Kes Teter, my friend and oft-times climbing buddy, is still climbing. An astonishing statement? Not really. For those who were fortunate enough to know Kes and to have climbed with this irrepressible dynamo, he will always be on the move, though no longer physically with us, having died on Noshaq on July 29.

I met Kes six years ago, professionally, and our first outing venture was a desert climb in southern California. Kes was awake at the first light of dawn and made certain we were up and as eager to move as he was. The same scenario recurred on all our climbs, accompanied by the exhortation, “Come on; let’s go. Time’s a’wasting.”

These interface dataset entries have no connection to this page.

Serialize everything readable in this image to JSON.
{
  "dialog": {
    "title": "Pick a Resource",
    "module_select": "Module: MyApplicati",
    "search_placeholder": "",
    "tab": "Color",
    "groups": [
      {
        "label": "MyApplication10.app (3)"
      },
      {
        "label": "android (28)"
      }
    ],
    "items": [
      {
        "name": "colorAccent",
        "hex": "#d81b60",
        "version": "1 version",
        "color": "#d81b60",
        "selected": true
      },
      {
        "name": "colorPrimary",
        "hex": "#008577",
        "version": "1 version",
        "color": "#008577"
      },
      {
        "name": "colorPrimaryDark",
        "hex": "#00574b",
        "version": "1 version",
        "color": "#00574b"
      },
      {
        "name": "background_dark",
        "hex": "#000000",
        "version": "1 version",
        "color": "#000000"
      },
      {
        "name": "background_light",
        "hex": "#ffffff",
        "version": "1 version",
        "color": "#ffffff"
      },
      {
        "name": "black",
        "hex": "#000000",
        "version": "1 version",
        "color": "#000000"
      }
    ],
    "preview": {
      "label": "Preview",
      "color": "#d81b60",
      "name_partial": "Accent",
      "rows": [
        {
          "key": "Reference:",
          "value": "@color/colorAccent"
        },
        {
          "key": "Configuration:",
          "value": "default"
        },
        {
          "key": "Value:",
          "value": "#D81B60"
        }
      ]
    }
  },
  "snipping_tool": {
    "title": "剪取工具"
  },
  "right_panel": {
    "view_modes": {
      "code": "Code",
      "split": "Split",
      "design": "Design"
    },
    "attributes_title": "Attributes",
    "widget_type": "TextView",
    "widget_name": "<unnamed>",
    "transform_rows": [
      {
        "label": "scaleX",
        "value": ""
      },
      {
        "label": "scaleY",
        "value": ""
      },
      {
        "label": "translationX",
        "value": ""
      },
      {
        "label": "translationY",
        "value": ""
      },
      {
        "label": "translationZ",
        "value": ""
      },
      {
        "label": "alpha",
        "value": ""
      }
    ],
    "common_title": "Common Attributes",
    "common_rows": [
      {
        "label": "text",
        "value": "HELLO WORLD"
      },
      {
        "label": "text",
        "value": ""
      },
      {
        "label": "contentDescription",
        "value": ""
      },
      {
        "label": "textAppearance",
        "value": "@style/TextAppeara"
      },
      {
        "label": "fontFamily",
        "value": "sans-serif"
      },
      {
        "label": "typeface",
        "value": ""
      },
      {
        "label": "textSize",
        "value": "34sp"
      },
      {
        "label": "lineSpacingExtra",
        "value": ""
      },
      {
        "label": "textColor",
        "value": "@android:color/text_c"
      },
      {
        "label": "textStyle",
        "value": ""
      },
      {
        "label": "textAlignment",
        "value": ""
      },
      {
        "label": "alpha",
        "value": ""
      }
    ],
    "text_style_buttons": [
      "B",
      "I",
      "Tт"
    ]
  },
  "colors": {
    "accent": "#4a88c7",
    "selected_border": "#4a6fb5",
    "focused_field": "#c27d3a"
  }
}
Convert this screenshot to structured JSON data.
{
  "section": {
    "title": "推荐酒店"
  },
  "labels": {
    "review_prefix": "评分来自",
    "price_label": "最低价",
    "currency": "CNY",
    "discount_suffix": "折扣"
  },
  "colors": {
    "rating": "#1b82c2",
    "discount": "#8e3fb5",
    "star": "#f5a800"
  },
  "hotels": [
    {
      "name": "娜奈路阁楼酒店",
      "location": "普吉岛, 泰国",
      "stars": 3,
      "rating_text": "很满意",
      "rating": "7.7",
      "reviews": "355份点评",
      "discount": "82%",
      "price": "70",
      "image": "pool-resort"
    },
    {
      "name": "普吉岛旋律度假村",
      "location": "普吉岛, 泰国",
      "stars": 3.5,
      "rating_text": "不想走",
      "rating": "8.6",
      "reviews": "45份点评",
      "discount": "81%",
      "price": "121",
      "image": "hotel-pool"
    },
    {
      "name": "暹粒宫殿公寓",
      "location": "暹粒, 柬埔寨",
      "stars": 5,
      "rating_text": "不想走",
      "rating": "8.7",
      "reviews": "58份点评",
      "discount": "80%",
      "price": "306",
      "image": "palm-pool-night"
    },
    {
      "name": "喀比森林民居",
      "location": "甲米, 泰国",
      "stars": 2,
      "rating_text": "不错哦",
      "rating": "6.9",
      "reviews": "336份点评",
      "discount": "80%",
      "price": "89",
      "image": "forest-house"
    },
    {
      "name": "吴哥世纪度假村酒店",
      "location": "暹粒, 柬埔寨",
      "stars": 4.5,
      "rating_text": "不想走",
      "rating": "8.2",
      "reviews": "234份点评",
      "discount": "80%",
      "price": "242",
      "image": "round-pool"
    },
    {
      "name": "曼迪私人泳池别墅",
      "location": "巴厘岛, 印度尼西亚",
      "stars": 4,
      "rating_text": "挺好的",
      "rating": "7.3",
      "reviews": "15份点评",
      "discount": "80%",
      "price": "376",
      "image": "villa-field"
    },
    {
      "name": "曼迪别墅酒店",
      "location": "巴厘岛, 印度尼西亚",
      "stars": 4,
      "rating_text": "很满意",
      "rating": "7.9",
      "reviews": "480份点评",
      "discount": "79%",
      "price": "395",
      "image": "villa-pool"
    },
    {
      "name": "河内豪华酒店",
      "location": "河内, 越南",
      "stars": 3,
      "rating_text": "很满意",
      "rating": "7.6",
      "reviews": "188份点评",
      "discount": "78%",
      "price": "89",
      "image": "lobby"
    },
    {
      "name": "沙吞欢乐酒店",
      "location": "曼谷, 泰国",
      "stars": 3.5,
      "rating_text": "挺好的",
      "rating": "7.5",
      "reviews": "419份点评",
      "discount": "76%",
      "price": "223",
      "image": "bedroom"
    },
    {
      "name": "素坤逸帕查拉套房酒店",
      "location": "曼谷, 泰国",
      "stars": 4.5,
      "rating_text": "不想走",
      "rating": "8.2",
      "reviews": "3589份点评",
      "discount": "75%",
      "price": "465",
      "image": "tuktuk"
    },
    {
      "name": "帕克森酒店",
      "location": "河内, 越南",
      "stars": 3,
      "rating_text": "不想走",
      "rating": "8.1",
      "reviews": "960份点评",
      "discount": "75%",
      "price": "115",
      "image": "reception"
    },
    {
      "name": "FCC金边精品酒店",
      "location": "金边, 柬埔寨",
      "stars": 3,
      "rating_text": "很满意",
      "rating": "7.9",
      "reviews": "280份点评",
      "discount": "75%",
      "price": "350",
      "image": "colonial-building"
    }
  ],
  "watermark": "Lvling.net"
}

This personified Kes in his approach to climbing. He moved quickly, precisely and confidently. Life for him was a perpetual, rapidly evolving sequence of movement; he enjoyed it in every fiber of his being. His enthusiasm could not be quenched or denied and he imbued his companions with the same esprit.

Is it a wonder now that those who knew him cannot for a moment doubt that he is effervescing, darting about and perhaps impelling the Devil himself to bestir, for there was not a moment to lose?

Yes, we will miss his temporal presence, but a transient closure of one’s eyes brings him back, eyes sparkling, ever smiling. For myself, and I think I echo the sentiments of others, Kes made life worth living, worth enjoying and worth knowing him.

Andrew J. Smatko, M.D.